The torn pectoral Burks sustained in last year's preseason opener against Houston was especially maddening. Uncertain whether he needed surgery at first, Burks had to wait several weeks for the swelling to go down and ultimately opted against surgery after seeking a second opinion.
The 6-foot-3, 233-pound linebacker returned to the field in October and played in 12 games the rest of the season, primarily on special teams. But after devoting the offseason to strengthening his pec and range of motion, Burks feels primed for a breakout season in his third go-around in Green Bay.
"This is the best I've felt in a long time, physically," Burks said. "Just have to keep things rolling, staying on my maintenance, on top of making sure everything feels strong and fresh. Just feeling really good about this year."
Coincidentally, Burks is now the longest-tenured linebacker on the Packers' roster following the departures of Blake Martinez and Kyler Fackrell in free agency.
The landscape remains largely similar for Burks as his first two summers in Green Bay. He's once again taking reps with the first-team defense, only this time it's alongside free-agent acquisition Christian Kirksey instead of Martinez.
To prepare for a pivotal third year, Burks worked with personal trainer Josh Cuthbert in Nashville to rebuild the strength in his pectoral muscle. As his body felt better, so too did his mind.
"I feel like with more and more reps I get, the more confident I get," Burks said. "There's no words I can put forth to express to you guys how excited I am for this year. It's just going to be the culmination of putting all the preparation in place, and just playing fast and confident."
Practice snapshots from Green Bay's Aug. 18, 2020, training-camp practice.

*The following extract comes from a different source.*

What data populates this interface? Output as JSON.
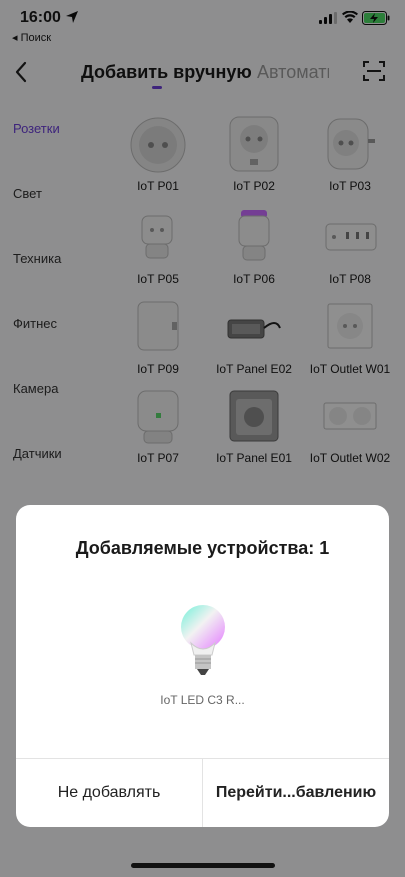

Burks has enjoyed his first three practices working with Kirksey, a seventh-year pro with more than 50 career starts on his NFL resume. He's taken notice of how proficient Kirksey is in relaying calls and the aggression he plays with on the field.
At the same time, Burks knows nothing is going to be handed to him this summer. There are several other young and hungry inside linebackers competing for roles, including second-year pro Ty Summers and rookie fifth-round pick Kamal Martin.
The Packers like what they've seen from Burks so far, though.
"We've had high expectations for him and everybody else in that room, but I really think he's got a better understanding of what we're trying to get accomplished," Head Coach Matt LaFleur said. "And now it's up to him to put it all together, to go out and to compete each and every day and put it on the practice tape so it can transition over to game day."
Burks smiles when revisiting his "crazy offseason," but he's excited for what the rest of 2020 has to offer. It could've been easy to get down after a pair of summertime setbacks, but Burks has maintained positivity through the process.
He's thankful to his parents and wife, Jocelyn, for pulling him through the dark times and plans to use his past setbacks as motivation to prove he's still a big part of the Packers' future at the inside linebacker position.
"It's definitely tough to kind of get started with the season with a major setback, but I've always had the mindset to continue to grow and continue to get better, find ways to add value to the team," Burks said.
"Never use that as an excuse, always trying to work on my game, whether that's in the film room, helping out my football IQ, and once again, just adding value to the team wherever I can. This year I'm really excited to get back out there and continue to stay healthy."